Records drawn from a dataset:
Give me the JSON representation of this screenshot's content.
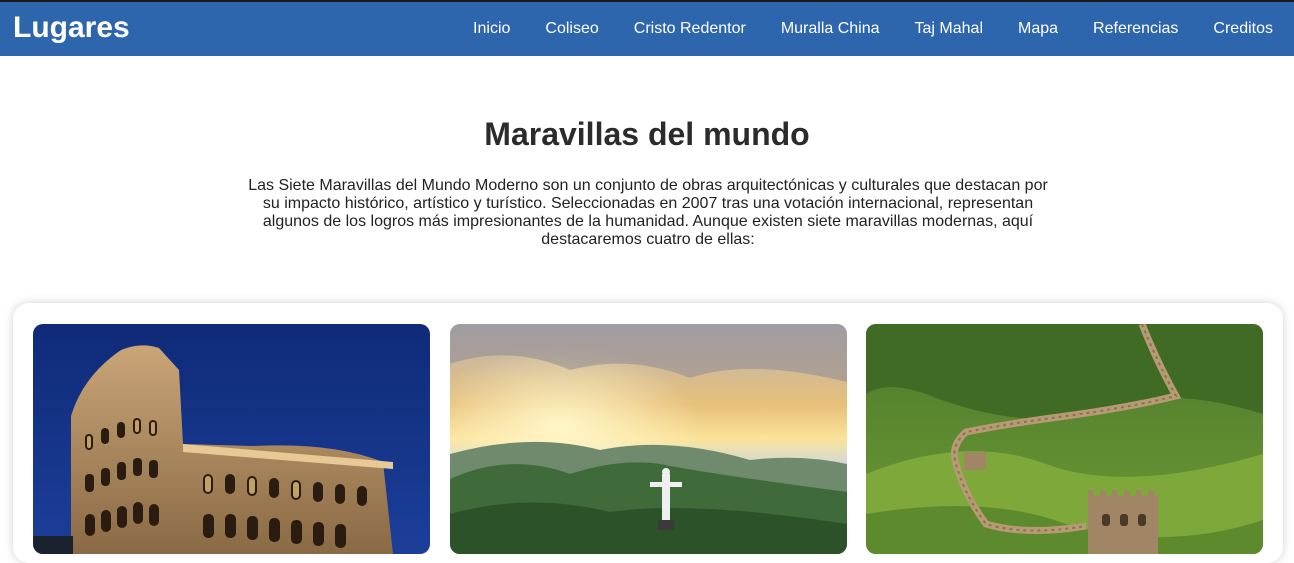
{
  "header": {
    "brand": "Lugares",
    "nav": [
      "Inicio",
      "Coliseo",
      "Cristo Redentor",
      "Muralla China",
      "Taj Mahal",
      "Mapa",
      "Referencias",
      "Creditos"
    ]
  },
  "main": {
    "title": "Maravillas del mundo",
    "intro": "Las Siete Maravillas del Mundo Moderno son un conjunto de obras arquitectónicas y culturales que destacan por su impacto histórico, artístico y turístico. Seleccionadas en 2007 tras una votación internacional, representan algunos de los logros más impresionantes de la humanidad. Aunque existen siete maravillas modernas, aquí destacaremos cuatro de ellas:"
  },
  "colors": {
    "header_bg": "#2e66ad",
    "header_text": "#ffffff"
  }
}
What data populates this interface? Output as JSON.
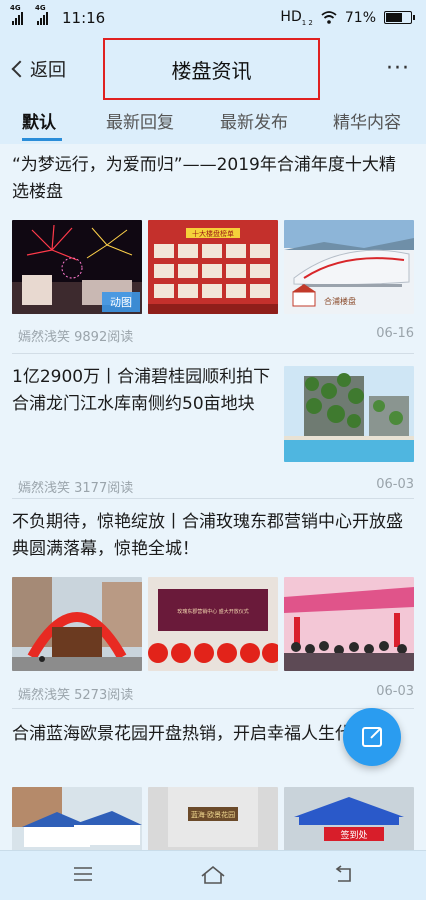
{
  "status": {
    "time": "11:16",
    "sim1": "4G",
    "sim2": "4G",
    "hd": "HD",
    "hd_sub": "1 2",
    "battery": "71%",
    "battery_level": 0.71
  },
  "nav": {
    "back_label": "返回",
    "title": "楼盘资讯",
    "more": "···"
  },
  "tabs": [
    "默认",
    "最新回复",
    "最新发布",
    "精华内容"
  ],
  "posts": [
    {
      "title": "“为梦远行，为爱而归”——2019年合浦年度十大精选楼盘",
      "meta": "嫣然浅笑 9892阅读",
      "date": "06-16",
      "badge": "动图"
    },
    {
      "title": "1亿2900万丨合浦碧桂园顺利拍下合浦龙门江水库南侧约50亩地块",
      "meta": "嫣然浅笑 3177阅读",
      "date": "06-03"
    },
    {
      "title": "不负期待，惊艳绽放丨合浦玫瑰东郡营销中心开放盛典圆满落幕，惊艳全城！",
      "meta": "嫣然浅笑 5273阅读",
      "date": "06-03"
    },
    {
      "title": "合浦蓝海欧景花园开盘热销，开启幸福人生代！"
    }
  ],
  "image_text": {
    "banner_yellow": "十大楼盘榜单",
    "train_logo": "合浦楼盘",
    "roses_banner": "玫瑰东郡营销中心 盛大开放仪式",
    "lanhai_sign": "蓝海·欧景花园",
    "checkin": "签到处"
  },
  "colors": {
    "header_bg": "#dceefb",
    "accent": "#2a8dd9",
    "fab": "#2a9cf0",
    "highlight_border": "#e02020"
  }
}
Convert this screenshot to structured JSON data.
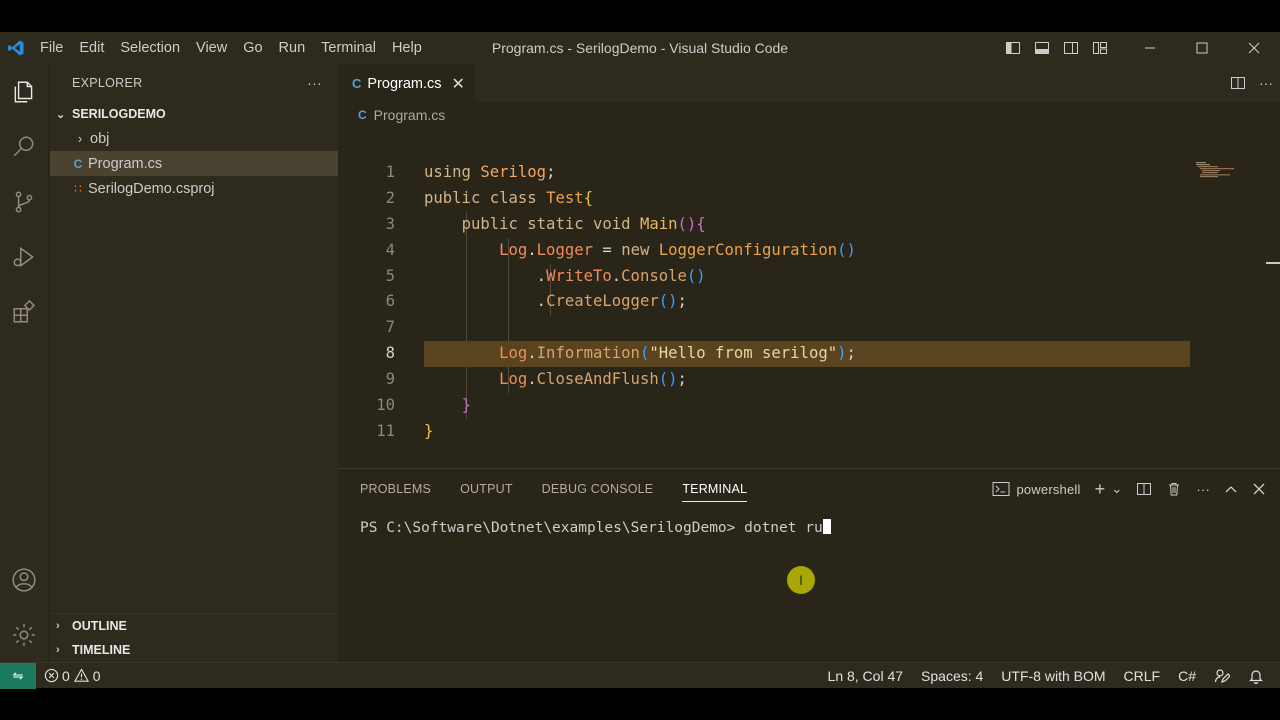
{
  "window_title": "Program.cs - SerilogDemo - Visual Studio Code",
  "menu": [
    "File",
    "Edit",
    "Selection",
    "View",
    "Go",
    "Run",
    "Terminal",
    "Help"
  ],
  "sidebar": {
    "header": "EXPLORER",
    "more": "···",
    "project": "SERILOGDEMO",
    "items": [
      {
        "label": "obj",
        "icon": "chevron-right-icon"
      },
      {
        "label": "Program.cs",
        "icon": "csharp-file-icon"
      },
      {
        "label": "SerilogDemo.csproj",
        "icon": "rss-file-icon"
      }
    ],
    "outline": "OUTLINE",
    "timeline": "TIMELINE"
  },
  "editor": {
    "tab_label": "Program.cs",
    "breadcrumb": "Program.cs",
    "line_numbers": [
      "1",
      "2",
      "3",
      "4",
      "5",
      "6",
      "7",
      "8",
      "9",
      "10",
      "11"
    ],
    "active_line": "8"
  },
  "panel": {
    "tabs": [
      "PROBLEMS",
      "OUTPUT",
      "DEBUG CONSOLE",
      "TERMINAL"
    ],
    "active_tab": "TERMINAL",
    "shell": "powershell",
    "prompt": "PS C:\\Software\\Dotnet\\examples\\SerilogDemo> ",
    "command": "dotnet ru"
  },
  "statusbar": {
    "errors": "0",
    "warnings": "0",
    "position": "Ln 8, Col 47",
    "spaces": "Spaces: 4",
    "encoding": "UTF-8 with BOM",
    "eol": "CRLF",
    "language": "C#"
  },
  "colors": {
    "background": "#2a2519",
    "chrome": "#2f2a1e",
    "highlight_line": "#5a4420",
    "accent_blue": "#3d9ef6"
  }
}
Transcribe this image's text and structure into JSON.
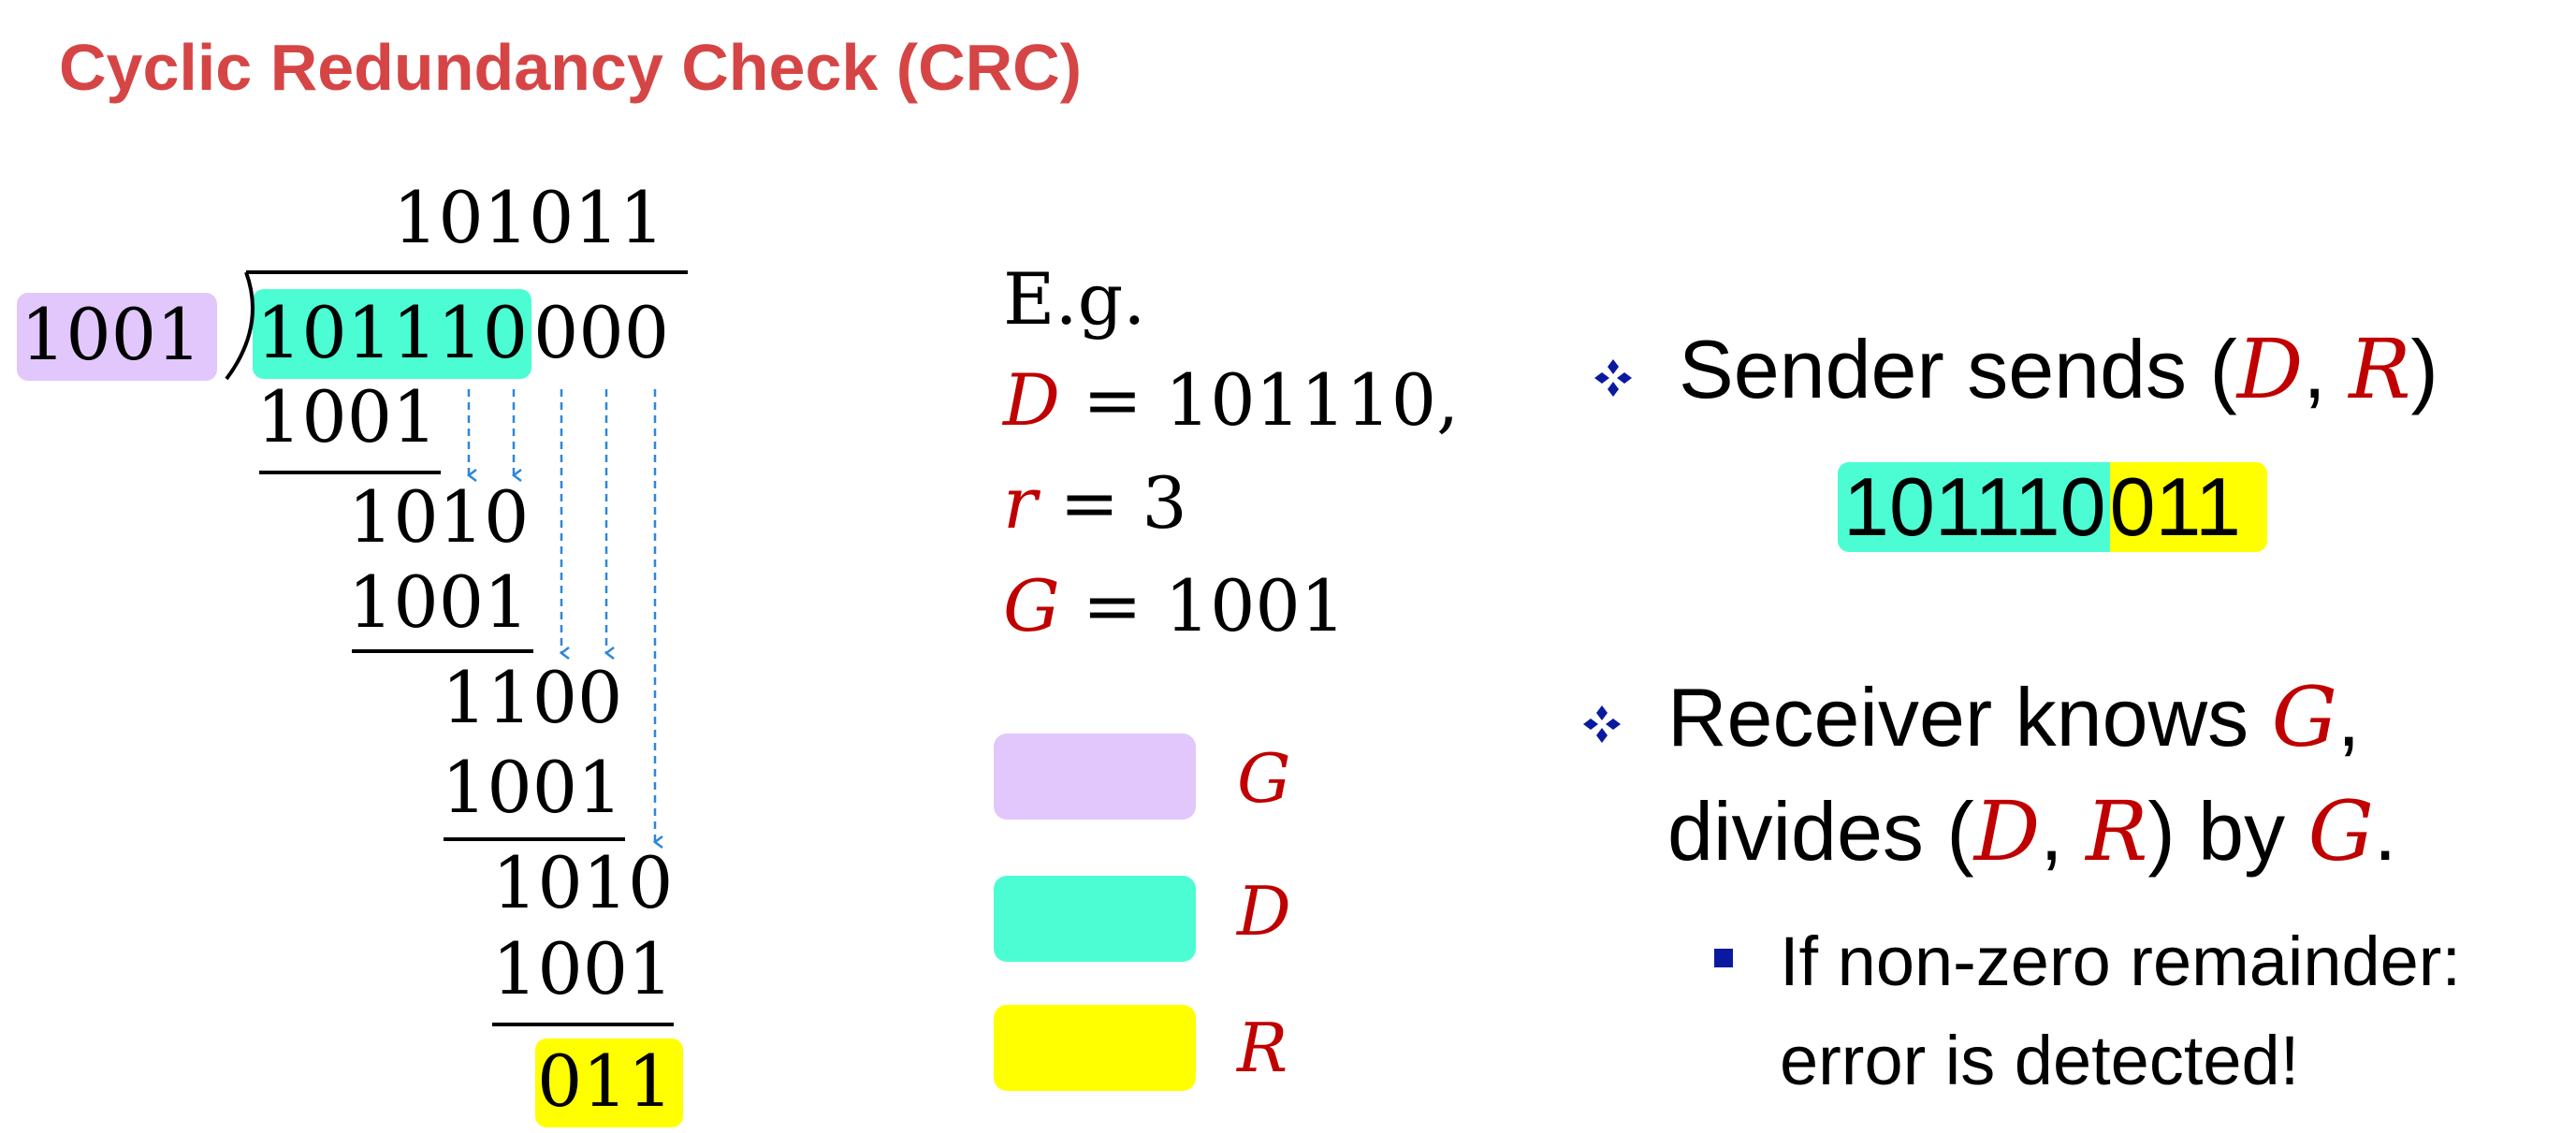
{
  "title": "Cyclic Redundancy Check (CRC)",
  "colors": {
    "title": "#d64545",
    "variable": "#c00000",
    "g_highlight": "#e1c7fb",
    "d_highlight": "#4cfdd4",
    "r_highlight": "#ffff00",
    "arrow": "#2e86d8",
    "bullet": "#0a1aa0"
  },
  "division": {
    "quotient": "101011",
    "divisor": "1001",
    "dividend_data": "101110",
    "dividend_padding": "000",
    "steps": [
      {
        "subtrahend": "1001",
        "result": "1010"
      },
      {
        "subtrahend": "1001",
        "result": "1100"
      },
      {
        "subtrahend": "1001",
        "result": "1010"
      },
      {
        "subtrahend": "1001",
        "result": "011"
      }
    ]
  },
  "example": {
    "heading": "E.g.",
    "lines": [
      {
        "var": "D",
        "value": "= 101110,"
      },
      {
        "var": "r",
        "value": "= 3"
      },
      {
        "var": "G",
        "value": "= 1001"
      }
    ]
  },
  "legend": [
    {
      "label": "G",
      "color": "#e1c7fb"
    },
    {
      "label": "D",
      "color": "#4cfdd4"
    },
    {
      "label": "R",
      "color": "#ffff00"
    }
  ],
  "sender": {
    "bullet_icon": "diamond-bullet-icon",
    "text_before": "Sender sends (",
    "var1": "D",
    "comma": ", ",
    "var2": "R",
    "text_after": ")",
    "codeword_data": "101110",
    "codeword_remainder": "011"
  },
  "receiver": {
    "bullet_icon": "diamond-bullet-icon",
    "line1_text": "Receiver knows ",
    "line1_var": "G",
    "line1_end": ",",
    "line2_text1": "divides (",
    "line2_var1": "D",
    "line2_comma": ", ",
    "line2_var2": "R",
    "line2_text2": ") by ",
    "line2_var3": "G",
    "line2_end": ".",
    "sub_bullet_icon": "square-bullet-icon",
    "sub_line1": "If non-zero remainder:",
    "sub_line2": "error is detected!"
  }
}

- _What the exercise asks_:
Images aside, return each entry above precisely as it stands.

- _Output for this exercise_:
Give me the JSON representation of this screenshot's content.
{
  "header": {
    "brand": "Lugares",
    "nav": [
      "Inicio",
      "Coliseo",
      "Cristo Redentor",
      "Muralla China",
      "Taj Mahal",
      "Mapa",
      "Referencias",
      "Creditos"
    ]
  },
  "main": {
    "title": "Maravillas del mundo",
    "intro": "Las Siete Maravillas del Mundo Moderno son un conjunto de obras arquitectónicas y culturales que destacan por su impacto histórico, artístico y turístico. Seleccionadas en 2007 tras una votación internacional, representan algunos de los logros más impresionantes de la humanidad. Aunque existen siete maravillas modernas, aquí destacaremos cuatro de ellas:"
  },
  "colors": {
    "header_bg": "#2e66ad",
    "header_text": "#ffffff"
  }
}
What data populates this interface? Output as JSON.
{
  "status": {
    "time": "11:16",
    "sim1": "4G",
    "sim2": "4G",
    "hd": "HD",
    "hd_sub": "1 2",
    "battery": "71%",
    "battery_level": 0.71
  },
  "nav": {
    "back_label": "返回",
    "title": "楼盘资讯",
    "more": "···"
  },
  "tabs": [
    "默认",
    "最新回复",
    "最新发布",
    "精华内容"
  ],
  "posts": [
    {
      "title": "“为梦远行，为爱而归”——2019年合浦年度十大精选楼盘",
      "meta": "嫣然浅笑 9892阅读",
      "date": "06-16",
      "badge": "动图"
    },
    {
      "title": "1亿2900万丨合浦碧桂园顺利拍下合浦龙门江水库南侧约50亩地块",
      "meta": "嫣然浅笑 3177阅读",
      "date": "06-03"
    },
    {
      "title": "不负期待，惊艳绽放丨合浦玫瑰东郡营销中心开放盛典圆满落幕，惊艳全城！",
      "meta": "嫣然浅笑 5273阅读",
      "date": "06-03"
    },
    {
      "title": "合浦蓝海欧景花园开盘热销，开启幸福人生代！"
    }
  ],
  "image_text": {
    "banner_yellow": "十大楼盘榜单",
    "train_logo": "合浦楼盘",
    "roses_banner": "玫瑰东郡营销中心 盛大开放仪式",
    "lanhai_sign": "蓝海·欧景花园",
    "checkin": "签到处"
  },
  "colors": {
    "header_bg": "#dceefb",
    "accent": "#2a8dd9",
    "fab": "#2a9cf0",
    "highlight_border": "#e02020"
  }
}
Convert this screenshot to structured JSON data.
{
  "window_title": "Program.cs - SerilogDemo - Visual Studio Code",
  "menu": [
    "File",
    "Edit",
    "Selection",
    "View",
    "Go",
    "Run",
    "Terminal",
    "Help"
  ],
  "sidebar": {
    "header": "EXPLORER",
    "more": "···",
    "project": "SERILOGDEMO",
    "items": [
      {
        "label": "obj",
        "icon": "chevron-right-icon"
      },
      {
        "label": "Program.cs",
        "icon": "csharp-file-icon"
      },
      {
        "label": "SerilogDemo.csproj",
        "icon": "rss-file-icon"
      }
    ],
    "outline": "OUTLINE",
    "timeline": "TIMELINE"
  },
  "editor": {
    "tab_label": "Program.cs",
    "breadcrumb": "Program.cs",
    "line_numbers": [
      "1",
      "2",
      "3",
      "4",
      "5",
      "6",
      "7",
      "8",
      "9",
      "10",
      "11"
    ],
    "active_line": "8"
  },
  "panel": {
    "tabs": [
      "PROBLEMS",
      "OUTPUT",
      "DEBUG CONSOLE",
      "TERMINAL"
    ],
    "active_tab": "TERMINAL",
    "shell": "powershell",
    "prompt": "PS C:\\Software\\Dotnet\\examples\\SerilogDemo> ",
    "command": "dotnet ru"
  },
  "statusbar": {
    "errors": "0",
    "warnings": "0",
    "position": "Ln 8, Col 47",
    "spaces": "Spaces: 4",
    "encoding": "UTF-8 with BOM",
    "eol": "CRLF",
    "language": "C#"
  },
  "colors": {
    "background": "#2a2519",
    "chrome": "#2f2a1e",
    "highlight_line": "#5a4420",
    "accent_blue": "#3d9ef6"
  }
}
Transcribe this image's text and structure into JSON.
{
  "title": "Cyclic Redundancy Check (CRC)",
  "colors": {
    "title": "#d64545",
    "variable": "#c00000",
    "g_highlight": "#e1c7fb",
    "d_highlight": "#4cfdd4",
    "r_highlight": "#ffff00",
    "arrow": "#2e86d8",
    "bullet": "#0a1aa0"
  },
  "division": {
    "quotient": "101011",
    "divisor": "1001",
    "dividend_data": "101110",
    "dividend_padding": "000",
    "steps": [
      {
        "subtrahend": "1001",
        "result": "1010"
      },
      {
        "subtrahend": "1001",
        "result": "1100"
      },
      {
        "subtrahend": "1001",
        "result": "1010"
      },
      {
        "subtrahend": "1001",
        "result": "011"
      }
    ]
  },
  "example": {
    "heading": "E.g.",
    "lines": [
      {
        "var": "D",
        "value": "= 101110,"
      },
      {
        "var": "r",
        "value": "= 3"
      },
      {
        "var": "G",
        "value": "= 1001"
      }
    ]
  },
  "legend": [
    {
      "label": "G",
      "color": "#e1c7fb"
    },
    {
      "label": "D",
      "color": "#4cfdd4"
    },
    {
      "label": "R",
      "color": "#ffff00"
    }
  ],
  "sender": {
    "bullet_icon": "diamond-bullet-icon",
    "text_before": "Sender sends (",
    "var1": "D",
    "comma": ", ",
    "var2": "R",
    "text_after": ")",
    "codeword_data": "101110",
    "codeword_remainder": "011"
  },
  "receiver": {
    "bullet_icon": "diamond-bullet-icon",
    "line1_text": "Receiver knows ",
    "line1_var": "G",
    "line1_end": ",",
    "line2_text1": "divides (",
    "line2_var1": "D",
    "line2_comma": ", ",
    "line2_var2": "R",
    "line2_text2": ") by ",
    "line2_var3": "G",
    "line2_end": ".",
    "sub_bullet_icon": "square-bullet-icon",
    "sub_line1": "If non-zero remainder:",
    "sub_line2": "error is detected!"
  }
}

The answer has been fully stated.